An Afghan solution


Tony Blair's warning in Kabul yesterday that the security of the world is being determined in Afghanistan comes as fighting there between Nato troops and Taliban guerrillas becomes bloodier by the day. Mr Blair spoke in support of the 6,000 British troops deployed in Helmand province in the south of the country. Their commanders say they have not met such intense resistance on any mission since the Korean war.

The area is dominated by the Taliban, working in concert with local warlords financed by opium sales and using bases in neighbouring Pakistan to bolster their forces on the ground. Corruption, tribal tensions and the abiding weakness and inability of the Afghan government in Kabul compound these problems. Since this became a Nato operation last July the force has built up to 31,500 troops. Experienced observers say this is not enough to defeat the Taliban, especially when several of the Nato contingents cannot be deployed in Helmand.

Speaking in Islamabad at the weekend Mr Blair took a long view of the "war against terrorism" used to justify Nato's presence in Afghanistan. "This global extremism is an ideology that exploits grievances. So what we have to do is at the same time as we are taking on the ideology, we have to take away those elements of grievance. This took a generation to grow and it will take a generation to defeat." He announced a doubling of aid for poverty alleviation in Pakistan, including funds for moderate Islamic schools to counter the influence of more radical ones from which the Taliban has recruited.

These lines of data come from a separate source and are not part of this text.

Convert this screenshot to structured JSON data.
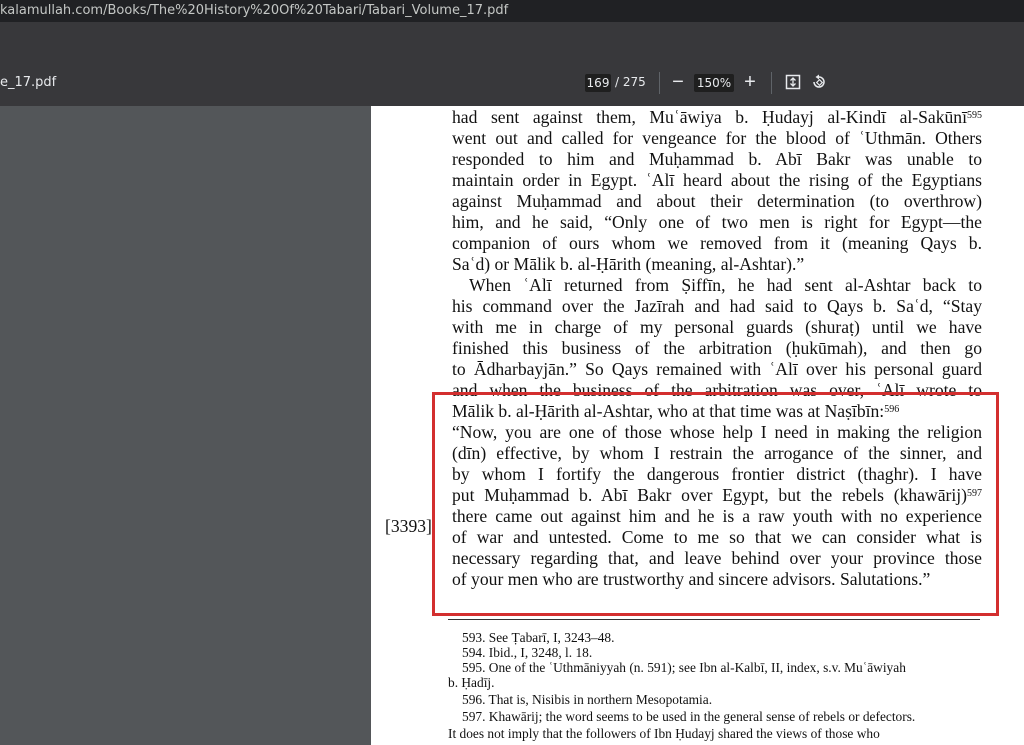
{
  "browser": {
    "url": "kalamullah.com/Books/The%20History%20Of%20Tabari/Tabari_Volume_17.pdf"
  },
  "toolbar": {
    "filename": "e_17.pdf",
    "page_current": "169",
    "page_total_text": "/  275",
    "zoom": "150%",
    "zoom_out_label": "−",
    "zoom_in_label": "+",
    "icons": [
      "minus-icon",
      "plus-icon",
      "fit-page-icon",
      "rotate-icon"
    ]
  },
  "document": {
    "margin_ref": "[3393]",
    "lines": [
      "had sent against them, Muʿāwiya b. Ḥudayj al-Kindī al-Sakūnī",
      "went out and called for vengeance for the blood of ʿUthmān. Others",
      "responded to him and Muḥammad b. Abī Bakr was unable to",
      "maintain order in Egypt. ʿAlī heard about the rising of the Egyptians",
      "against Muḥammad and about their determination (to overthrow)",
      "him, and he said, “Only one of two men is right for Egypt—the",
      "companion of ours whom we removed from it (meaning Qays b.",
      "Saʿd) or Mālik b. al-Ḥārith (meaning, al-Ashtar).”",
      "When ʿAlī returned from Ṣiffīn, he had sent al-Ashtar back to",
      "his command over the Jazīrah and had said to Qays b. Saʿd, “Stay",
      "with me in charge of my personal guards (shuraṭ) until we have",
      "finished this business of the arbitration (ḥukūmah), and then go",
      "to Ādharbayjān.” So Qays remained with ʿAlī over his personal guard",
      "and when the business of the arbitration was over, ʿAlī wrote to",
      "Mālik b. al-Ḥārith al-Ashtar, who at that time was at Naṣībīn:",
      "“Now, you are one of those whose help I need in making the religion",
      "(dīn) effective, by whom I restrain the arrogance of the sinner, and",
      "by whom I fortify the dangerous frontier district (thaghr). I have",
      "put Muḥammad b. Abī Bakr over Egypt, but the rebels (khawārij)",
      "there came out against him and he is a raw youth with no experience",
      "of war and untested. Come to me so that we can consider what is",
      "necessary regarding that, and leave behind over your province those",
      "of your men who are trustworthy and sincere advisors. Salutations.”"
    ],
    "footnote_refs": {
      "l0": "595",
      "l14": "596",
      "l18": "597"
    },
    "footnotes": [
      "593. See Ṭabarī, I, 3243–48.",
      "594. Ibid., I, 3248, l. 18.",
      "595. One of the ʿUthmāniyyah (n. 591); see Ibn al-Kalbī, II, index, s.v. Muʿāwiyah",
      "b. Ḥadīj.",
      "596. That is, Nisibis in northern Mesopotamia.",
      "597. Khawārij; the word seems to be used in the general sense of rebels or defectors.",
      "It does not imply that the followers of Ibn Ḥudayj shared the views of those who"
    ]
  },
  "annotation": {
    "color": "#d32f2f"
  }
}
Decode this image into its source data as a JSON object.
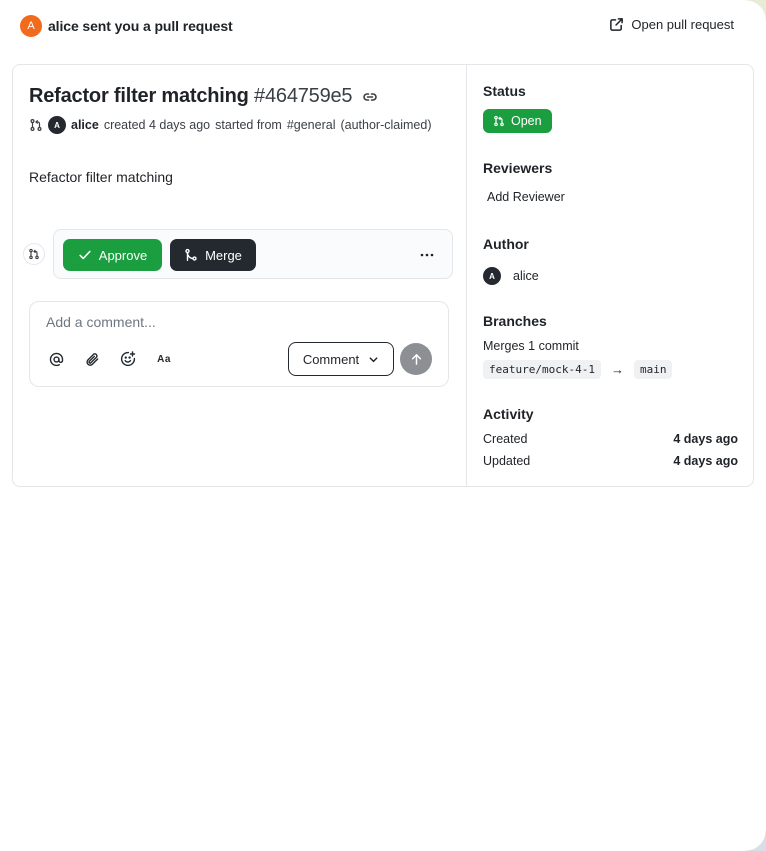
{
  "notification": {
    "avatar_initial": "A",
    "text": "alice sent you a pull request",
    "open_link_label": "Open pull request",
    "open_icon": "external-link-icon"
  },
  "pull_request": {
    "title": "Refactor filter matching",
    "number": "#464759e5",
    "link_icon": "link-icon",
    "meta": {
      "avatar_initial": "A",
      "author": "alice",
      "created_text": "created 4 days ago",
      "started_text": "started from",
      "channel": "#general",
      "claim": "(author-claimed)"
    },
    "description": "Refactor filter matching"
  },
  "actions": {
    "approve_label": "Approve",
    "merge_label": "Merge",
    "more_icon": "more-horizontal-icon"
  },
  "comment": {
    "placeholder": "Add a comment...",
    "mention_icon": "at-sign-icon",
    "attach_icon": "paperclip-icon",
    "emoji_icon": "emoji-add-icon",
    "format_label": "Aa",
    "submit_label": "Comment",
    "send_icon": "arrow-up-icon"
  },
  "sidebar": {
    "status": {
      "heading": "Status",
      "value": "Open"
    },
    "reviewers": {
      "heading": "Reviewers",
      "add_label": "Add Reviewer"
    },
    "author": {
      "heading": "Author",
      "avatar_initial": "A",
      "name": "alice"
    },
    "branches": {
      "heading": "Branches",
      "summary": "Merges 1 commit",
      "source": "feature/mock-4-1",
      "arrow": "→",
      "target": "main"
    },
    "activity": {
      "heading": "Activity",
      "rows": [
        {
          "label": "Created",
          "value": "4 days ago"
        },
        {
          "label": "Updated",
          "value": "4 days ago"
        }
      ]
    }
  },
  "colors": {
    "accent_green": "#1a9e3f",
    "dark_button": "#24292f",
    "avatar_orange": "#f26b1d",
    "border": "#e4e6ea"
  }
}
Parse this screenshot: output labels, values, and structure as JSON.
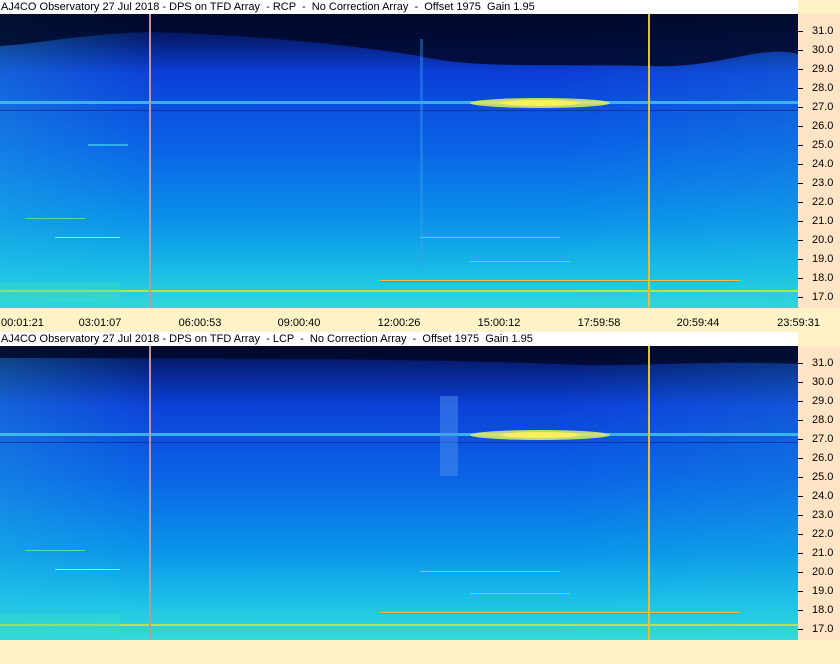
{
  "panels": [
    {
      "title": "AJ4CO Observatory 27 Jul 2018 - DPS on TFD Array  - RCP  -  No Correction Array  -  Offset 1975  Gain 1.95"
    },
    {
      "title": "AJ4CO Observatory 27 Jul 2018 - DPS on TFD Array  - LCP  -  No Correction Array  -  Offset 1975  Gain 1.95"
    }
  ],
  "freq_labels": [
    "31.0",
    "30.0",
    "29.0",
    "28.0",
    "27.0",
    "26.0",
    "25.0",
    "24.0",
    "23.0",
    "22.0",
    "21.0",
    "20.0",
    "19.0",
    "18.0",
    "17.0"
  ],
  "time_labels": [
    "00:01:21",
    "03:01:07",
    "06:00:53",
    "09:00:40",
    "12:00:26",
    "15:00:12",
    "17:59:58",
    "20:59:44",
    "23:59:31"
  ],
  "colors": {
    "low": "#1040e0",
    "mid": "#0a7ae8",
    "high": "#28d8e8",
    "hot": "#f0f040",
    "marker_left": "#d08080",
    "marker_right": "#e0c040",
    "axis_bg": "#ffe4c6",
    "time_bg": "#fdf3c6"
  }
}
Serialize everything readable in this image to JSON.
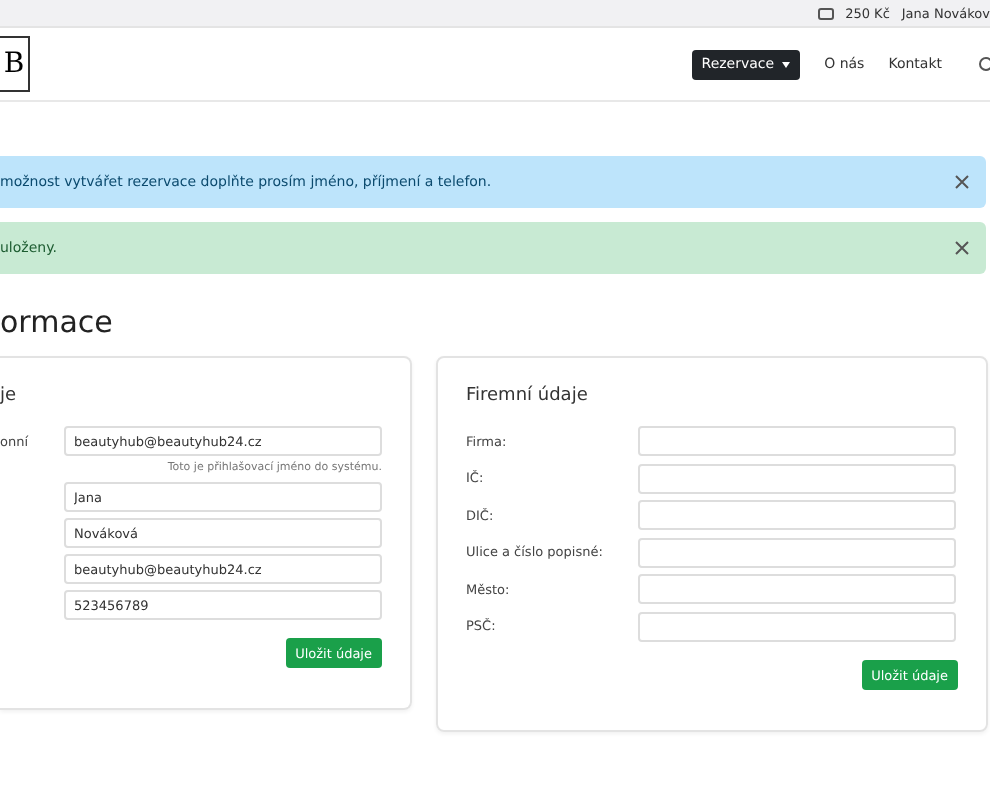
{
  "topbar": {
    "credit": "250 Kč",
    "user": "Jana Novákov"
  },
  "navbar": {
    "logo": "B",
    "menu_button": "Rezervace",
    "links": [
      "O nás",
      "Kontakt"
    ]
  },
  "alerts": [
    {
      "kind": "info",
      "text": "možnost vytvářet rezervace doplňte prosím jméno, příjmení a telefon."
    },
    {
      "kind": "success",
      "text": "uloženy."
    }
  ],
  "heading": "ormace",
  "personal": {
    "title": "je",
    "rows": [
      {
        "label": "onní",
        "value": "beautyhub@beautyhub24.cz",
        "help": "Toto je přihlašovací jméno do systému."
      },
      {
        "value": "Jana"
      },
      {
        "value": "Nováková"
      },
      {
        "value": "beautyhub@beautyhub24.cz"
      },
      {
        "value": "523456789"
      }
    ],
    "button": "Uložit údaje"
  },
  "company": {
    "title": "Firemní údaje",
    "rows": [
      {
        "label": "Firma:"
      },
      {
        "label": "IČ:"
      },
      {
        "label": "DIČ:"
      },
      {
        "label": "Ulice a číslo popisné:"
      },
      {
        "label": "Město:"
      },
      {
        "label": "PSČ:"
      }
    ],
    "button": "Uložit údaje"
  }
}
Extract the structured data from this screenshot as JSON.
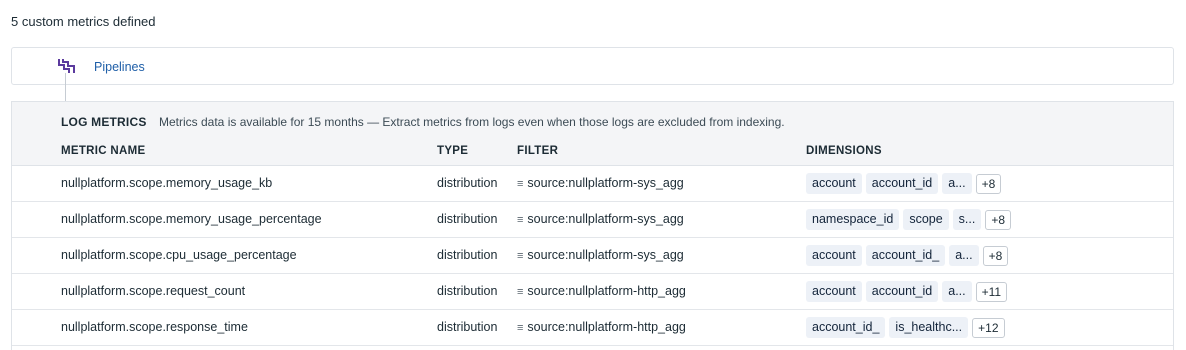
{
  "summary": "5 custom metrics defined",
  "pipelines": {
    "label": "Pipelines",
    "icon": "pipeline-icon"
  },
  "log_metrics": {
    "title": "LOG METRICS",
    "description": "Metrics data is available for 15 months — Extract metrics from logs even when those logs are excluded from indexing.",
    "columns": {
      "name": "METRIC NAME",
      "type": "TYPE",
      "filter": "FILTER",
      "dimensions": "DIMENSIONS"
    },
    "rows": [
      {
        "name": "nullplatform.scope.memory_usage_kb",
        "type": "distribution",
        "filter": "source:nullplatform-sys_agg",
        "tags": [
          "account",
          "account_id",
          "a..."
        ],
        "more": "+8"
      },
      {
        "name": "nullplatform.scope.memory_usage_percentage",
        "type": "distribution",
        "filter": "source:nullplatform-sys_agg",
        "tags": [
          "namespace_id",
          "scope",
          "s..."
        ],
        "more": "+8"
      },
      {
        "name": "nullplatform.scope.cpu_usage_percentage",
        "type": "distribution",
        "filter": "source:nullplatform-sys_agg",
        "tags": [
          "account",
          "account_id_",
          "a..."
        ],
        "more": "+8"
      },
      {
        "name": "nullplatform.scope.request_count",
        "type": "distribution",
        "filter": "source:nullplatform-http_agg",
        "tags": [
          "account",
          "account_id",
          "a..."
        ],
        "more": "+11"
      },
      {
        "name": "nullplatform.scope.response_time",
        "type": "distribution",
        "filter": "source:nullplatform-http_agg",
        "tags": [
          "account_id_",
          "is_healthc..."
        ],
        "more": "+12"
      }
    ]
  },
  "colors": {
    "link": "#1f5fa8",
    "icon": "#5b3a9e",
    "tag_bg": "#edf1f7",
    "header_bg": "#f4f5f7"
  }
}
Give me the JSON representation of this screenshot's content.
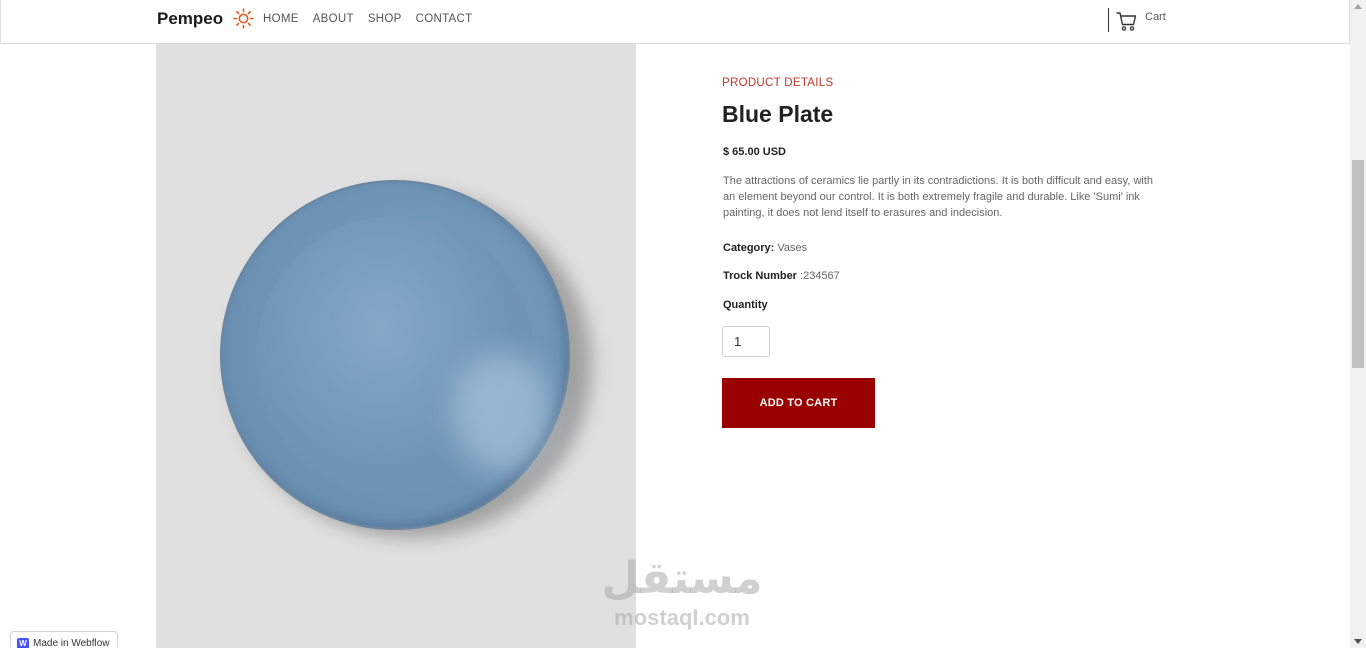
{
  "navbar": {
    "brand": "Pempeo",
    "links": [
      "HOME",
      "ABOUT",
      "SHOP",
      "CONTACT"
    ],
    "cart_label": "Cart"
  },
  "product": {
    "eyebrow": "PRODUCT DETAILS",
    "title": "Blue Plate",
    "price": "$ 65.00 USD",
    "description": "The attractions of ceramics lie partly in its contradictions. It is both difficult and easy, with an element beyond our control. It is both extremely fragile and durable. Like 'Sumi' ink painting, it does not lend itself to erasures and indecision.",
    "category_label": "Category:",
    "category_value": "Vases",
    "track_label": "Trock Number",
    "track_value": ":234567",
    "quantity_label": "Quantity",
    "quantity_value": "1",
    "add_to_cart_label": "ADD TO CART"
  },
  "watermark": {
    "arabic": "مستقل",
    "latin": "mostaql.com"
  },
  "badge": {
    "icon_letter": "W",
    "label": "Made in Webflow"
  },
  "colors": {
    "accent": "#990000",
    "eyebrow": "#c0392b",
    "image_bg": "#e0e0e0",
    "plate": "#7096b8",
    "sun_icon": "#e05a1e"
  }
}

More funds are also promised for Afghanistan. But ineffective government there outside the Kabul region means it cannot be spent effectively. Most other regions are ruled by warlords who were empowered by the original invasion by US troops in 2001 after the 9/11 attacks. The 18,000 US troops still deployed have failed to find Osama bin Laden despite inflicting huge casualties on his supporters.

Underlying all these problems is Afghanistan's role as the world's largest supplier of opium, which the United Nations reckons is responsible for some 87 per cent of supply. Afghan farmers have little incentive to switch from growing it, since aid programmes offer nothing like enough alternative income. Nor do warlords have any incentive to cease their reliance on the trade.

Mr Blair is right to insist that many problems hitting British cities originate far away in this conflict. But there is much room to doubt that the problem can be solved militarily, without a much greater programme of social and political change.